Examination of historical paintings by state-of-the-art hyperspectral imaging methods : from scanning infra-red spectroscopy to computed X-ray laminography
Faculty of Sciences. Chemistry
, p. 1-11
University of Antwerp
The development of advanced methods for non-destructive selective imaging of painted works of art at the macroscopic level based on radiation in the X-ray and infrared range of the electromagnetic spectrum are concisely reviewed. Such methods allow to either record depth-selective, element-selective or species-selective images of entire paintings. Camera-based full field methods (that record the image data in parallel) can be discerned next to scanning methods (that build up distributions in a sequential manner by scanning a beam of radiation over the surface of an artefact). Six methods are discussed: on the one hand, macroscopic X-ray fluorescence and X-ray diffraction imaging and X-ray laminography and on the other hand macroscopic Mid and Near Infrared hyper- and full spectral imaging and Optical Coherence Tomography. These methods can be considered to be improved versions of the well-established imaging methods employed worldwide for examination of paintings, i.e., X-ray radiography and Infrared reflectography.
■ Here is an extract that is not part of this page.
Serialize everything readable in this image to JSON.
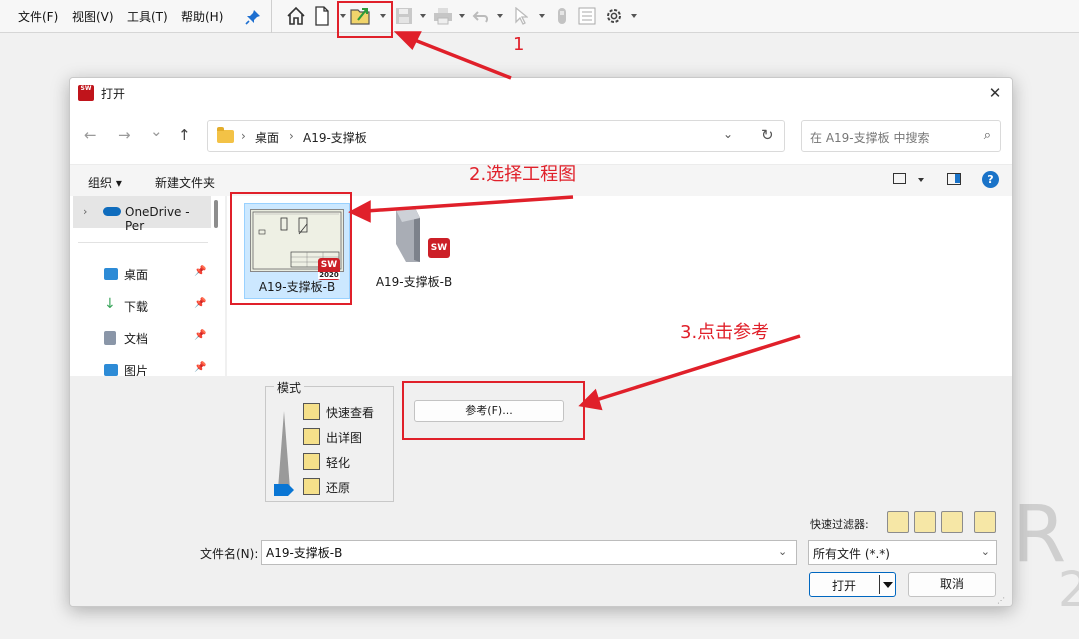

Possibilities and limitations of these new imaging techniques are outlined.